Six building projects in Warrnambool and three firms were nominated for the Building Design Association of Victoria (BDAV) awards held in Melbourne on Saturday.
Mr Picken, Designers by Nature’s chief designer, won three prizes for a Port Fairy home (pictured above), including best use of glass, best residential design from $500,000 to $1 million, and the top prize – building design of the year.
Form & Function’s Donna Monaghan won a non-residential design award her work on the refurbished Koala Childcare and Early Learning Centre on Lava Street.
Mr Picken said the recognition showed a change in how the industry viewed design concepts.
"They're looking at sustainability and good environmental housing that's well thought-out and designed in response to the site,” he said.
"Warrnambool is batting above its average to take down three top prizes.
“We're raising the bar and doing good quality work.
"For a small town with limited scope, limited sites and limited budget, it's fantastic.”
Mr Picken said the biggest challenge he faced with the Port Fairy design was integrating the development into the rugged environment and providing sweeping views of the southern ocean, while protecting it from the elements.
Mrs Monaghan said she was pleased the district had been recognised with awards against tough metropolitan competition.
"It was inspiring to see other Warrnambool designers in the city and it's motivating to see the work they're producing,” she said.
"Dean and I were both high-fiving each other and thinking it was a good thing to get past the Westgate Bridge and showcase some properties in south-west Victoria.
“It’s a great thing for Warrnambool.”
She said the refurbished childcare centre project was recognised for preserving the 19th century building’s heritage in a sustainable way.
The building was previously home to the offices of South West Healthcare’s mental health service.

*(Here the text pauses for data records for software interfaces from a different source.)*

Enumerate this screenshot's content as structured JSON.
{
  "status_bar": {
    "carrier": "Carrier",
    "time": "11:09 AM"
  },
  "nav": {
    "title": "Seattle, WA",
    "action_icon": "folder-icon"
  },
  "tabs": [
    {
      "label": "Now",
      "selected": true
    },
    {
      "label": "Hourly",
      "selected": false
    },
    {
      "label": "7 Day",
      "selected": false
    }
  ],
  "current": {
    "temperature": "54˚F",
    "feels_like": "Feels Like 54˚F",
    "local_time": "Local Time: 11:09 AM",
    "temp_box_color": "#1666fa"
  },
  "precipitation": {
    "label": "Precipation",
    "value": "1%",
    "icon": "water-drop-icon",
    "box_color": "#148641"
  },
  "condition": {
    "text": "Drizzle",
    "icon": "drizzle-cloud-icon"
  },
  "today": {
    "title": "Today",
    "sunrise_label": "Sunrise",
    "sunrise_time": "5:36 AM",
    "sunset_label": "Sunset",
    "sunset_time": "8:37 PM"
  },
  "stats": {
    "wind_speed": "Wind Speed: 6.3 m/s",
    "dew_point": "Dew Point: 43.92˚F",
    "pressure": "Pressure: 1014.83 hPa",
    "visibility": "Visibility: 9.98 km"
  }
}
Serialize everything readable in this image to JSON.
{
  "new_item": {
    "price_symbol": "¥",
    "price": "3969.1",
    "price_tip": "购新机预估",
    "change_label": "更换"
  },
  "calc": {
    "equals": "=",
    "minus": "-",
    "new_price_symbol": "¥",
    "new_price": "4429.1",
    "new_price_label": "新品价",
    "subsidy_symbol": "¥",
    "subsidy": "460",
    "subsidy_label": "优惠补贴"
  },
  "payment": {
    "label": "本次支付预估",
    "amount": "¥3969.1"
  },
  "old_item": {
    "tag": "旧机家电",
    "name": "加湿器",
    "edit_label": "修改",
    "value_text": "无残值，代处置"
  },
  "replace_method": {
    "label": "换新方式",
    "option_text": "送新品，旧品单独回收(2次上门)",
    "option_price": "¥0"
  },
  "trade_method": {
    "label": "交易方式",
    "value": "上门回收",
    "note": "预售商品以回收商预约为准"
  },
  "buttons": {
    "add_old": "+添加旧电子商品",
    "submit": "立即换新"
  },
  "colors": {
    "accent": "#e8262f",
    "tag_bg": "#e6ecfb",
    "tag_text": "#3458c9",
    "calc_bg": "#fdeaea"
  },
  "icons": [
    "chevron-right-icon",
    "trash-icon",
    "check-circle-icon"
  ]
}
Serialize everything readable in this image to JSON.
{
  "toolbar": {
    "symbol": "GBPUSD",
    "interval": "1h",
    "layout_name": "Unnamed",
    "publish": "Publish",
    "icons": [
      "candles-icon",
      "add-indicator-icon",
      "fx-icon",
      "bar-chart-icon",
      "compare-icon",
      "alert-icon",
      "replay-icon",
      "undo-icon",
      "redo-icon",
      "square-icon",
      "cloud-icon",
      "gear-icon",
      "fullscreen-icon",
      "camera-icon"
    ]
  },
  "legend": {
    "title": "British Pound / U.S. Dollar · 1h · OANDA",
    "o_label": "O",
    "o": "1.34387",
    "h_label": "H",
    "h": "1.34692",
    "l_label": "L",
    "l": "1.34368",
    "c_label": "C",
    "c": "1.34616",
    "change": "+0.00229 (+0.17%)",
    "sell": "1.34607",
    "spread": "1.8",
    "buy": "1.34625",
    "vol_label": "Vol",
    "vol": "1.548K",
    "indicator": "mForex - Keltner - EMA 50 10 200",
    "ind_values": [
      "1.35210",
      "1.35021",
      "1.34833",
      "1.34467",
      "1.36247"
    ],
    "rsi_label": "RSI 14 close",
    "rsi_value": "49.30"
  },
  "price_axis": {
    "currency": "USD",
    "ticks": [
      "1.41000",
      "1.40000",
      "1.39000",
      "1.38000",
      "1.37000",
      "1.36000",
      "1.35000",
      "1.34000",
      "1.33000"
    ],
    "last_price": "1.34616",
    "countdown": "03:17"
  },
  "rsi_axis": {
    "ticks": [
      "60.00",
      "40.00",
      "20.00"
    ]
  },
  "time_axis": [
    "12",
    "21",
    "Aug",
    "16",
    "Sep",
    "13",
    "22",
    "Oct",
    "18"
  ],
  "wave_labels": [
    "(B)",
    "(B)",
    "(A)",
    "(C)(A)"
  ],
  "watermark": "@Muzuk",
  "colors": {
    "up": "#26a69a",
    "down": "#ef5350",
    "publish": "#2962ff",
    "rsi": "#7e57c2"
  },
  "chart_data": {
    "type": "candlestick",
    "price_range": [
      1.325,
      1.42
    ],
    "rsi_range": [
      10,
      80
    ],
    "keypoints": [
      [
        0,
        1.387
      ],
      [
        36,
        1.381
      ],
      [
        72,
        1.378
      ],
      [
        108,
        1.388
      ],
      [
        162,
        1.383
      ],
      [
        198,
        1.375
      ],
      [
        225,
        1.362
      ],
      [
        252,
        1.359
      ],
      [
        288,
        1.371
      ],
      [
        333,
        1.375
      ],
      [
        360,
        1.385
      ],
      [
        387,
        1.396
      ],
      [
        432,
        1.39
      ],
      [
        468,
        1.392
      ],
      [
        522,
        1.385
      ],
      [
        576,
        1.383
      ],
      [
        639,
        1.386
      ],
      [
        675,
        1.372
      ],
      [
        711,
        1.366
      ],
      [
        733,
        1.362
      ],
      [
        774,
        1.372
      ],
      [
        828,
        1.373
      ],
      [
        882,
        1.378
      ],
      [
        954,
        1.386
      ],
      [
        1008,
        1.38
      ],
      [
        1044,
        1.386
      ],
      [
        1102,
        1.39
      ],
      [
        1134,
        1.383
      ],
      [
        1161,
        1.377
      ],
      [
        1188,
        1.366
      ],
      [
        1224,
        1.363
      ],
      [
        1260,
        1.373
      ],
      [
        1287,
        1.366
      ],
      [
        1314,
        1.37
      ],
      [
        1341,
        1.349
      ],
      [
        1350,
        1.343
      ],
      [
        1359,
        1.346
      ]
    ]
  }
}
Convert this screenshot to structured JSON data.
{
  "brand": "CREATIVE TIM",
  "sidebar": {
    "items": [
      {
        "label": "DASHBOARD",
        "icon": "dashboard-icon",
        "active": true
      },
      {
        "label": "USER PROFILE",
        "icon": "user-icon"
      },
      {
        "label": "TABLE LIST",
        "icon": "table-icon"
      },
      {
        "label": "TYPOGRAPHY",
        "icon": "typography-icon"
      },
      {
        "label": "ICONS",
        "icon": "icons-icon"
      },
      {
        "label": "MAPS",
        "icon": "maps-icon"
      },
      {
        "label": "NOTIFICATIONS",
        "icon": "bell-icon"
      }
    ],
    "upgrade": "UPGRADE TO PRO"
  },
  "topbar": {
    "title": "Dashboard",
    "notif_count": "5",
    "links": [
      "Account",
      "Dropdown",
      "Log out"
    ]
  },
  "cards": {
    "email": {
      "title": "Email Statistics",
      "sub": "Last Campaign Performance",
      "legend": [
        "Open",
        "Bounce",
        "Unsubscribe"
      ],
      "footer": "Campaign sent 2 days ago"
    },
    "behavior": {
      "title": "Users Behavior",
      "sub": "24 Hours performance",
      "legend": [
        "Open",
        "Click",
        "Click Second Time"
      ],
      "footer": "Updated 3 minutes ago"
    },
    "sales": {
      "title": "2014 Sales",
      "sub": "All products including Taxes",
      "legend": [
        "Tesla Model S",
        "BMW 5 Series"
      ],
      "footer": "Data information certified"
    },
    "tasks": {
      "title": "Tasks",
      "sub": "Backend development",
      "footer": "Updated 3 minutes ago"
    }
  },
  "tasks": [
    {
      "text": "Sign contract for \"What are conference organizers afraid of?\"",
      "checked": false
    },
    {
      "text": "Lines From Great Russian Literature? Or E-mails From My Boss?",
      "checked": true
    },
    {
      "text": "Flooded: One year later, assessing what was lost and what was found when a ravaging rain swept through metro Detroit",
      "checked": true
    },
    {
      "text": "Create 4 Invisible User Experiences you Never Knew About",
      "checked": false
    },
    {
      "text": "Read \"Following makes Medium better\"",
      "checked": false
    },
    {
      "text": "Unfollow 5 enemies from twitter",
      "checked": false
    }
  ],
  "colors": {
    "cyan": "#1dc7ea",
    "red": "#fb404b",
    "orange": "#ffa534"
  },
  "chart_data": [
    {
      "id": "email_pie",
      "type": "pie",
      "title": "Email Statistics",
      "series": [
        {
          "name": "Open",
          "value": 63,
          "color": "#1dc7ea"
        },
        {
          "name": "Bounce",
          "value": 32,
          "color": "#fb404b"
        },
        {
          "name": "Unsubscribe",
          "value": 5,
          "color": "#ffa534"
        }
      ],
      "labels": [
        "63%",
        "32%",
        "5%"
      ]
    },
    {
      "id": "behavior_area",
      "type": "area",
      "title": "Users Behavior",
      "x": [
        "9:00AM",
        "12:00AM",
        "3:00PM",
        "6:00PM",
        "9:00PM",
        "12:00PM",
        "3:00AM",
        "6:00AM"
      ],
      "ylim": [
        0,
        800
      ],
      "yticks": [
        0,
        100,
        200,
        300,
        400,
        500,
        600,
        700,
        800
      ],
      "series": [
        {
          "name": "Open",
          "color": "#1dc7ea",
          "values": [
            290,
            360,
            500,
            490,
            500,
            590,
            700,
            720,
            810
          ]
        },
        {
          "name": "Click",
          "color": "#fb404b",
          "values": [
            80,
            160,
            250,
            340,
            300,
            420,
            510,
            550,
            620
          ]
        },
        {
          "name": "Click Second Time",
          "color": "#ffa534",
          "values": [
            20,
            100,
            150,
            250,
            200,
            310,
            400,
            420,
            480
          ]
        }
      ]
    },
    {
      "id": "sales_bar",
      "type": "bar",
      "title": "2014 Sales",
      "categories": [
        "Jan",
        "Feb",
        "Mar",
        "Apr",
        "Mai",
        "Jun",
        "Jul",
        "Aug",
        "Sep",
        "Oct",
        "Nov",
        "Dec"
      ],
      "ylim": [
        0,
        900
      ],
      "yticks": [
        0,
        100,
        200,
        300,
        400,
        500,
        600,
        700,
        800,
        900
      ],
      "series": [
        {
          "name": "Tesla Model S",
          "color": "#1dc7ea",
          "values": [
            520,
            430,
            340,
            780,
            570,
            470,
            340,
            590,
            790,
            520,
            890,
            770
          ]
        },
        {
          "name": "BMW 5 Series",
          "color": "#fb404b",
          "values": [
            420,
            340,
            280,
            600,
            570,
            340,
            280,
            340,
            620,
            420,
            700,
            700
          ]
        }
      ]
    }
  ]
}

“We were appointed with the challenge of fitting 103 children in the building without extending anything,” she said.
“It was my goal to remove its institutionalised feel and make the history of the building shine, but also make it feel warm and friendly for children, parents and staff.
“They were impressed by our ability to be sustainable with an existing building, which could have easily just been demolished, and gave it a new lease of life.”